While we remain confident that Intel's Haswell-based Core i3 processor delivers a satisfying gaming experience, we also have to accept that a Hyper-Threaded dual-core CPU fixed at 3.4 GHz is a clear step down from the quad-core Core i5 in parallelized workloads. At the same time, the Core i3 struggles to keep up with less expensive processors from AMD. So, you’ll have pardon the redundancy, but I'm doubling up on a number of benchmarks, testing with the latest versions wherever possible, but also including data in common with our six-month-old $650 effort.

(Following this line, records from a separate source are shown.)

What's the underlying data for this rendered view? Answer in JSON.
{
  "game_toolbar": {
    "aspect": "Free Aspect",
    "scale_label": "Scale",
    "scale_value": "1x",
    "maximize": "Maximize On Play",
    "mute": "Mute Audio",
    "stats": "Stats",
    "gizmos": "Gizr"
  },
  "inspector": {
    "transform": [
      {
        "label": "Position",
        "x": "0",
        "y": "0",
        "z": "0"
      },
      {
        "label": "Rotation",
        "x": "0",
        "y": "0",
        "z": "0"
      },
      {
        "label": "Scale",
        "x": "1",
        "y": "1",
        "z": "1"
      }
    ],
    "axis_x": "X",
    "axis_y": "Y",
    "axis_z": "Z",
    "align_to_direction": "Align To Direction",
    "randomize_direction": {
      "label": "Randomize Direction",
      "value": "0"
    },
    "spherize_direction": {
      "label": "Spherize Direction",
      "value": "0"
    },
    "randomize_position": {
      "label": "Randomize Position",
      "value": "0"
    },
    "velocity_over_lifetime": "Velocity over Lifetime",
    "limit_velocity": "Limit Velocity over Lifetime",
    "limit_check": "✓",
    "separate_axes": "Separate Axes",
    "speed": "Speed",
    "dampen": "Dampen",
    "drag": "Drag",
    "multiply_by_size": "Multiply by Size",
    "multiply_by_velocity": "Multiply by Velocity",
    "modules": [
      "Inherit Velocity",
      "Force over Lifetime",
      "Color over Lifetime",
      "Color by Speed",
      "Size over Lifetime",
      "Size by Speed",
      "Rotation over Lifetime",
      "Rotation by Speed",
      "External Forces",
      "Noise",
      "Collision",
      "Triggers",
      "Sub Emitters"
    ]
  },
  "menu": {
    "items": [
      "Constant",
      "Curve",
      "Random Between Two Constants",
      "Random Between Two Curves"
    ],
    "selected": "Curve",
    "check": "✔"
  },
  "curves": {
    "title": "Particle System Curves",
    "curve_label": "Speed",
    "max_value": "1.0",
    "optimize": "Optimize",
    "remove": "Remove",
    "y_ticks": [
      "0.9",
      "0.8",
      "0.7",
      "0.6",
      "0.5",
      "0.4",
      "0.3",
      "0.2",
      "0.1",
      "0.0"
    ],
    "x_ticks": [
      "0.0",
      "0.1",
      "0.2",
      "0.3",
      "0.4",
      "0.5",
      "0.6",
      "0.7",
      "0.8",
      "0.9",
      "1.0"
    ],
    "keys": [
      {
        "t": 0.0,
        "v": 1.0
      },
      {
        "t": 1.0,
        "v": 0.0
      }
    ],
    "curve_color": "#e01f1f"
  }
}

I thought the extra time would be worthwhile, since the FX-6300 and GeForce GTX 760 both continue to earn recommendations in their respective price brackets.
By overclocking this quarter’s GeForce GTX 770, I was almost able to match the $800 build’s graphics scores, since the potent factory-overclocked Radeon R9 280X had virtually no headroom left to improve its GPU frequency.
On the flip side, today's build suffers from lower Physics and Combined scores, suggesting that, in threaded workloads, it's going to struggle with the $650 Vishera-based configuration.
Averaging ALU and iSSE3 Arithmetic measurements in SiSoftware Sandra 2013 puts Intel's Core i3 just below AMD’s FX-6300.
But both Intel Core-based machines benefit from AES-NI support and higher memory bandwidth, yielding greater throughput in the Cryptography module.